The End of the World Wide Web as We Know It
Web 2.0 changed everything. With greater ease, more attractive pricing, and higher quality than ever, consumers became equipped to produce their own content. The digitization of everything from cameras to cost-effective storage made every user a potential cinematographer, paparazzo, or artist. Further, always-on broadband networks delivering speeds once reserved for the enterprise power user and available at mass-market pricing fanned the flames of growth. For the first time, consumers were given a voice. And that voice would be heard. Without making professionally generated media extinct, usergenerated content created a new forum of expression. Blogging, podcasting, social networking, texting, and crowdcasting all changed the landscape from a one-way communication aimed at the masses to a two-way conversation of millions. The proliferation of content produced and consumed would spawn a new generation of bandwidth-insatiable “Millennials,” who would literally grow up in this online, immersive world.

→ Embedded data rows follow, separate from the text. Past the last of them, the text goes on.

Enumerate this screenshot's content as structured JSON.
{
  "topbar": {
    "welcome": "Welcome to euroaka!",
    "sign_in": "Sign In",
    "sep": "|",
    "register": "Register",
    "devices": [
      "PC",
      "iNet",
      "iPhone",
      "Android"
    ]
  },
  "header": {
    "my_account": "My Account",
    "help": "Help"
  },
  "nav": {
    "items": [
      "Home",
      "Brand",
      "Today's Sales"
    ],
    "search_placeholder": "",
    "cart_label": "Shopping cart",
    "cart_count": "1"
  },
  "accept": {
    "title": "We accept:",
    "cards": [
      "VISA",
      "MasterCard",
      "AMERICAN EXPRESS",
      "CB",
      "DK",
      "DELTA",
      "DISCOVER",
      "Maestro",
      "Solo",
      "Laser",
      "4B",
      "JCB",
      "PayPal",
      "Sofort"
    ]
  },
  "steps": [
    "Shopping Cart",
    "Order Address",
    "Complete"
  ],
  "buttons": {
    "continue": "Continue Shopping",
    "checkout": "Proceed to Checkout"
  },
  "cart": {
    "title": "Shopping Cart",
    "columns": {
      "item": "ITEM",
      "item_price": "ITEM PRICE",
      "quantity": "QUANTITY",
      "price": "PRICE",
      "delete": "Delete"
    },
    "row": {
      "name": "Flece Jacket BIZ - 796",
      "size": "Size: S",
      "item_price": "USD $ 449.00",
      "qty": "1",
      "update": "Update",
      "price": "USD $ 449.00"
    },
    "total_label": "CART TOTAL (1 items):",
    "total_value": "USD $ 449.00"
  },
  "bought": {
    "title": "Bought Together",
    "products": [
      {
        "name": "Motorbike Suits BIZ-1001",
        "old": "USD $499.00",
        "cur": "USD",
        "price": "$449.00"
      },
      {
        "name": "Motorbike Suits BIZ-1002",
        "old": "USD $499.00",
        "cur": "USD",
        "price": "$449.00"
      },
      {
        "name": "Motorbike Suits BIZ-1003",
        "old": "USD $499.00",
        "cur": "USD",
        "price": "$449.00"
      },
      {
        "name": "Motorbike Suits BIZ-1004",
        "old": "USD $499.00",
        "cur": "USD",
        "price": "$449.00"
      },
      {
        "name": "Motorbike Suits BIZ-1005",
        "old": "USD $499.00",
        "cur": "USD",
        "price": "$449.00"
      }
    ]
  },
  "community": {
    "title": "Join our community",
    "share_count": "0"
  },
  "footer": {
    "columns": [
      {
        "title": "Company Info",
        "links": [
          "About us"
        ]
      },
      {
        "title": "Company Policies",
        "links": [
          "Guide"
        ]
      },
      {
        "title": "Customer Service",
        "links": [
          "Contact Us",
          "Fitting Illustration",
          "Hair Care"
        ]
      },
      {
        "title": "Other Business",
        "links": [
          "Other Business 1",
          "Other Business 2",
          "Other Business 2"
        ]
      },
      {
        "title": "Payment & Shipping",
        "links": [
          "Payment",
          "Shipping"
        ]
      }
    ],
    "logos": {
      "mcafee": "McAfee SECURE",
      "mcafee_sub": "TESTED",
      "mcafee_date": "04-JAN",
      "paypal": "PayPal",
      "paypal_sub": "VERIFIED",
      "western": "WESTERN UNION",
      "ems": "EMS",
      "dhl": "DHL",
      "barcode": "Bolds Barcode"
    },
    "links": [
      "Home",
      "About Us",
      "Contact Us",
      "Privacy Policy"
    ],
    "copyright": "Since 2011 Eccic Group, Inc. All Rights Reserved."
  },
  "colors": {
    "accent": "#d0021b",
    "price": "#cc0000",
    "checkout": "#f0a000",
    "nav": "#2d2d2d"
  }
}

This book seeks to understand the new business models enabled through a 2.0 world, where the consumer remains in control of his experience, a developer community benefits from enhanced capabilities, and service providers monetize their investments to fuel future innovation. It does so with a scientific approach, based on extensive research commissioned by Alcatel-Lucent and conducted by Penn Schoen Berland, across thousands of consumers, enterprises, commercial developers, and advertisers to assess their unique worldview and willingness to pay for smart network capabilities as they look through the 2.0 lens. Further, since research provides directional and strategic insights, but can be more limited in precisely predicting the future, we will incorporate market examples that lend additional support.